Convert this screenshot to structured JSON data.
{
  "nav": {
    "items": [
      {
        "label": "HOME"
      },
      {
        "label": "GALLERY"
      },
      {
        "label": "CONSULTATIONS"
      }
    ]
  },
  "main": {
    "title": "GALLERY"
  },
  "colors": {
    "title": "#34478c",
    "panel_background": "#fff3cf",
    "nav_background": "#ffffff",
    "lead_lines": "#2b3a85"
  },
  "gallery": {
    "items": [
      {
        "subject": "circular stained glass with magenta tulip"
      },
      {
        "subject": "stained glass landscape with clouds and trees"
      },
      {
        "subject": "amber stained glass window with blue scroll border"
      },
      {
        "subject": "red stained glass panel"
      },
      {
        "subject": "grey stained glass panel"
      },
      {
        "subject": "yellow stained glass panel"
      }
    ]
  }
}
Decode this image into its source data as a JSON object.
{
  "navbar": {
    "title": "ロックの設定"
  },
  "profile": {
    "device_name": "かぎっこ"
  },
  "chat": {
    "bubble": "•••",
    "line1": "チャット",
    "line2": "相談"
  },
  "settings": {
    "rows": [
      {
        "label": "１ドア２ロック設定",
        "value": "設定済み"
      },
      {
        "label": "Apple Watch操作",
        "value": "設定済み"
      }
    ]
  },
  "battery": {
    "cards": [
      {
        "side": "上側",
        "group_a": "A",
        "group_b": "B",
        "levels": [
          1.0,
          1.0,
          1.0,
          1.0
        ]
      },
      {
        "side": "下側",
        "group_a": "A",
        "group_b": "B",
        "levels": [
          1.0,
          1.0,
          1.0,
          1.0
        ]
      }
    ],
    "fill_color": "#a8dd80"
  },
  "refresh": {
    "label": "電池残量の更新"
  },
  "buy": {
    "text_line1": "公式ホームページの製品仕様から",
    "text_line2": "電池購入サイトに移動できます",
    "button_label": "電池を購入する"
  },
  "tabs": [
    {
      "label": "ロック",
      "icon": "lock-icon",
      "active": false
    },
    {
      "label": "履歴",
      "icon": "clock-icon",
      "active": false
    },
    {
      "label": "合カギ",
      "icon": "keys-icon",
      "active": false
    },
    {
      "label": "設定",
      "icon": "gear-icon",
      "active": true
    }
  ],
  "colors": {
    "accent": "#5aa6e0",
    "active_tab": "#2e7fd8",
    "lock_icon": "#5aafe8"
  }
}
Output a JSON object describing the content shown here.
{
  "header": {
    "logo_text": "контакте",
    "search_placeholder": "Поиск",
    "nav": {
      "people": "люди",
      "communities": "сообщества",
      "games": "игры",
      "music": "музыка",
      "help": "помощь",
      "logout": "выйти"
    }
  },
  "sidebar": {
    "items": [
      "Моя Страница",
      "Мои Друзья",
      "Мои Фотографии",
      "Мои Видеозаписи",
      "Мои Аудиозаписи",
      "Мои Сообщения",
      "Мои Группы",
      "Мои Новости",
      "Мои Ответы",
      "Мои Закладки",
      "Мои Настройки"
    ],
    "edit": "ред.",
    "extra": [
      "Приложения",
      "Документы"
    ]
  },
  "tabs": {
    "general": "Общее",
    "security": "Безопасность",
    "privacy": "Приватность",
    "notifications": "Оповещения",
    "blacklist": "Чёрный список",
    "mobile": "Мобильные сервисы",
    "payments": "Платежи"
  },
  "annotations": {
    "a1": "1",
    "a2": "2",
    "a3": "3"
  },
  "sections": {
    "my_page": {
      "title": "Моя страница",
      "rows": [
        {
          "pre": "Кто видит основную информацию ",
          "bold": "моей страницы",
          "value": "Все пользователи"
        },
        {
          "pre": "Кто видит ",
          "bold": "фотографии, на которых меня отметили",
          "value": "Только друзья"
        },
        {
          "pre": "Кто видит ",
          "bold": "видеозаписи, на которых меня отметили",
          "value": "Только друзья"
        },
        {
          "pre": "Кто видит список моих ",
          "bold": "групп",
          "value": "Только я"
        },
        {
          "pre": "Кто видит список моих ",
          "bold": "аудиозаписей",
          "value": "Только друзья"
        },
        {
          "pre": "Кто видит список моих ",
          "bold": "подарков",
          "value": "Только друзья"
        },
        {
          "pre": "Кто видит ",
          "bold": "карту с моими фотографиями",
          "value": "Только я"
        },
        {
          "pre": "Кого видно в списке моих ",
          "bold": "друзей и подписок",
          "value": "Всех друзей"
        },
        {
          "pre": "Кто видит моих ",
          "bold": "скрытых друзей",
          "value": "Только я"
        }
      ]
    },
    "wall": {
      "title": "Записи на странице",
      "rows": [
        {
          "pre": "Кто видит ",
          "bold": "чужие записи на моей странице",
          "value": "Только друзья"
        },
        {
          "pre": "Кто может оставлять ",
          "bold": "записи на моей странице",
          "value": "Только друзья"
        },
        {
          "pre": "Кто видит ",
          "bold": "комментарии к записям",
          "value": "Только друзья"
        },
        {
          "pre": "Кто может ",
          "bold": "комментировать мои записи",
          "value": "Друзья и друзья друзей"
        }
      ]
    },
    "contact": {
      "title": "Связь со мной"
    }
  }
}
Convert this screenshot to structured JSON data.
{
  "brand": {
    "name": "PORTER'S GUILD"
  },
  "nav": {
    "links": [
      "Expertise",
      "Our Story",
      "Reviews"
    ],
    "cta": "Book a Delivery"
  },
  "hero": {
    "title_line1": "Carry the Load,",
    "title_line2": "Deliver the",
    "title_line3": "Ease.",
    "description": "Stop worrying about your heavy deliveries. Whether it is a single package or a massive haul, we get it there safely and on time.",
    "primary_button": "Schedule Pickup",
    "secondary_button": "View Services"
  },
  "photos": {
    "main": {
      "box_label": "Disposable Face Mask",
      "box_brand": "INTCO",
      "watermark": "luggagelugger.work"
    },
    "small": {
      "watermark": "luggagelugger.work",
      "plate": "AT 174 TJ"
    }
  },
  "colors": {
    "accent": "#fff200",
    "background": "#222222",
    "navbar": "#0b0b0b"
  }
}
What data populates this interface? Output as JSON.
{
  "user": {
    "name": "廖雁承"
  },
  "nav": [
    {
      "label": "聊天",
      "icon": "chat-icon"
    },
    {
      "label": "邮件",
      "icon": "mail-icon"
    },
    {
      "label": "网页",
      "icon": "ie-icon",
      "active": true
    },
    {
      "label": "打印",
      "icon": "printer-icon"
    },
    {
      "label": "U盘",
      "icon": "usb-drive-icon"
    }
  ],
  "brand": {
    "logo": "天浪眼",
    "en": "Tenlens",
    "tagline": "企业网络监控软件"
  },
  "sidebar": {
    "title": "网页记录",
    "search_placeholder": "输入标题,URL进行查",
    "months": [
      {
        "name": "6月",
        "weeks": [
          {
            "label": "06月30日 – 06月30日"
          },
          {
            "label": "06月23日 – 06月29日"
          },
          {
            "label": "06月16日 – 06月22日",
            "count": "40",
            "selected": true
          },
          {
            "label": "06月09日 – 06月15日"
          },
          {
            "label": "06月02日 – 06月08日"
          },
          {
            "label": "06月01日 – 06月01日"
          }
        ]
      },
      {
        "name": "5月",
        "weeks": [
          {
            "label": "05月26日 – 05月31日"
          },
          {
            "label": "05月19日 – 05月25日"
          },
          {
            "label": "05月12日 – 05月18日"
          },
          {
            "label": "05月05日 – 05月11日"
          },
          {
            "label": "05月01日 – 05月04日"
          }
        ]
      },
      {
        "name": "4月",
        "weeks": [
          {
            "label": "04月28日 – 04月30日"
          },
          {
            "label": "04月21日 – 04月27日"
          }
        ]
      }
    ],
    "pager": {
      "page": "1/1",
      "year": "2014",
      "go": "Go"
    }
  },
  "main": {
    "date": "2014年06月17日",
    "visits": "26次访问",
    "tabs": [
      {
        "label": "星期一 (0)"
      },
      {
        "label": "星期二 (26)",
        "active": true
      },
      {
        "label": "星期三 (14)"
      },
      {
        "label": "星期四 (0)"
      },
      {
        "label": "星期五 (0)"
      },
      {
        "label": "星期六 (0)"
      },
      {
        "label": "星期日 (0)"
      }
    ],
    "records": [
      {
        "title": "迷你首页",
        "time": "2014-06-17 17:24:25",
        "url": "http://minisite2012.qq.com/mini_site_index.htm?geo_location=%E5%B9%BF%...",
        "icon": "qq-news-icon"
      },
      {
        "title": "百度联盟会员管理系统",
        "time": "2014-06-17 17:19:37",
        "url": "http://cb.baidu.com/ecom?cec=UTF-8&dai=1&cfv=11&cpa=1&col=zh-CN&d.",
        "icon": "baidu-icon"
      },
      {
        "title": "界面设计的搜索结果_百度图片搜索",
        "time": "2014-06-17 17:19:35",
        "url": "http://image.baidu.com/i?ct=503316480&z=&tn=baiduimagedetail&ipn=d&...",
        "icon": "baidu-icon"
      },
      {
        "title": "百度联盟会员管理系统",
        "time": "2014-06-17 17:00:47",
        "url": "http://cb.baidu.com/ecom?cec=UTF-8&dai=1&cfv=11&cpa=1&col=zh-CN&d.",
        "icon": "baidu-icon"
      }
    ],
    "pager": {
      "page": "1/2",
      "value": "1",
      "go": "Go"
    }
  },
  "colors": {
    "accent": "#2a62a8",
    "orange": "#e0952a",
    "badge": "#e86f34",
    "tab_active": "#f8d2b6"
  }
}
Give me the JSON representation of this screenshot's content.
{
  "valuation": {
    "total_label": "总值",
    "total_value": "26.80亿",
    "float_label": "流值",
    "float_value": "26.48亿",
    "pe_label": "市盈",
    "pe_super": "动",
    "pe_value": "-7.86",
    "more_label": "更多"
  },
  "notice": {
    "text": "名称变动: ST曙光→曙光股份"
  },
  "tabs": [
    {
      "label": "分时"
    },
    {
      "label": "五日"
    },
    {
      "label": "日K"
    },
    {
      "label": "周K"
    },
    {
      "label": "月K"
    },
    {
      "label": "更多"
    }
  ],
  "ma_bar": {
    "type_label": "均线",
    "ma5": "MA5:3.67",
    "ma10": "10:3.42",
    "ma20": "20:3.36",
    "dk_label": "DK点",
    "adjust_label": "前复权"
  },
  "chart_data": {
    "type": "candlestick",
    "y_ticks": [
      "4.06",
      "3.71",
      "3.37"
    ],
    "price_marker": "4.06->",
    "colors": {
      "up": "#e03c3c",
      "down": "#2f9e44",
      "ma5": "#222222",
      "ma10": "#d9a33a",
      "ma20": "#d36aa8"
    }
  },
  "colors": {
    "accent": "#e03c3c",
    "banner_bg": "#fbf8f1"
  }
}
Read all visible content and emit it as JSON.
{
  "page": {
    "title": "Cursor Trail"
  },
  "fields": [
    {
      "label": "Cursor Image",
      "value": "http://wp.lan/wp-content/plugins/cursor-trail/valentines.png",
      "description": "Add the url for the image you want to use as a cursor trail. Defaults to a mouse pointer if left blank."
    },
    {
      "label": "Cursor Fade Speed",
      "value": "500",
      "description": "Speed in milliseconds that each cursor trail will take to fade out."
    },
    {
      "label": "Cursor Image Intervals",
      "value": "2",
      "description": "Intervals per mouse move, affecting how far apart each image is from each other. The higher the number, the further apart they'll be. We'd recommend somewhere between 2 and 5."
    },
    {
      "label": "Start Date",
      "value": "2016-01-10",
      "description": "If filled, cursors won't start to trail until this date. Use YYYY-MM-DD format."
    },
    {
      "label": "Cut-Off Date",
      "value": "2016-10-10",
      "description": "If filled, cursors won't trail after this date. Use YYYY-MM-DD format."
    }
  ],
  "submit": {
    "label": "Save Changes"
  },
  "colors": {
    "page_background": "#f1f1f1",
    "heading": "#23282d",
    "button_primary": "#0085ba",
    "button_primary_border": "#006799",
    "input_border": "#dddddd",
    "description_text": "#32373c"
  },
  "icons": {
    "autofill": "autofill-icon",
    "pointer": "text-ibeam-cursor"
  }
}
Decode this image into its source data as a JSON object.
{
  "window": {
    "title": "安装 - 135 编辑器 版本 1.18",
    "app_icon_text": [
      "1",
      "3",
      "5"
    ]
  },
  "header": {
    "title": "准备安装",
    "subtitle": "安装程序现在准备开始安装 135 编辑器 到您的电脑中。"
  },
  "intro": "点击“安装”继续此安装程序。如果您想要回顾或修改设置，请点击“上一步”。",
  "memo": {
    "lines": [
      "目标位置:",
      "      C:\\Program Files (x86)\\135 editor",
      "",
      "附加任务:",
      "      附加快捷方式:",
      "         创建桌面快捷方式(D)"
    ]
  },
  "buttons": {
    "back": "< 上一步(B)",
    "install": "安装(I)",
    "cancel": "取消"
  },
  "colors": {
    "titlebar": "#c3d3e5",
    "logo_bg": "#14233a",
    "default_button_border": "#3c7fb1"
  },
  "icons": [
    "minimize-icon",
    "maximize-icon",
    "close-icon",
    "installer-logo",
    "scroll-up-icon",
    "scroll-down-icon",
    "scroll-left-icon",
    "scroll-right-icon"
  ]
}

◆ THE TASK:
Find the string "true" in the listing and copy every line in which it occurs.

◆ RESPONSE AREA:
      "active": true
      "active": true
            "selected": true
        "active": true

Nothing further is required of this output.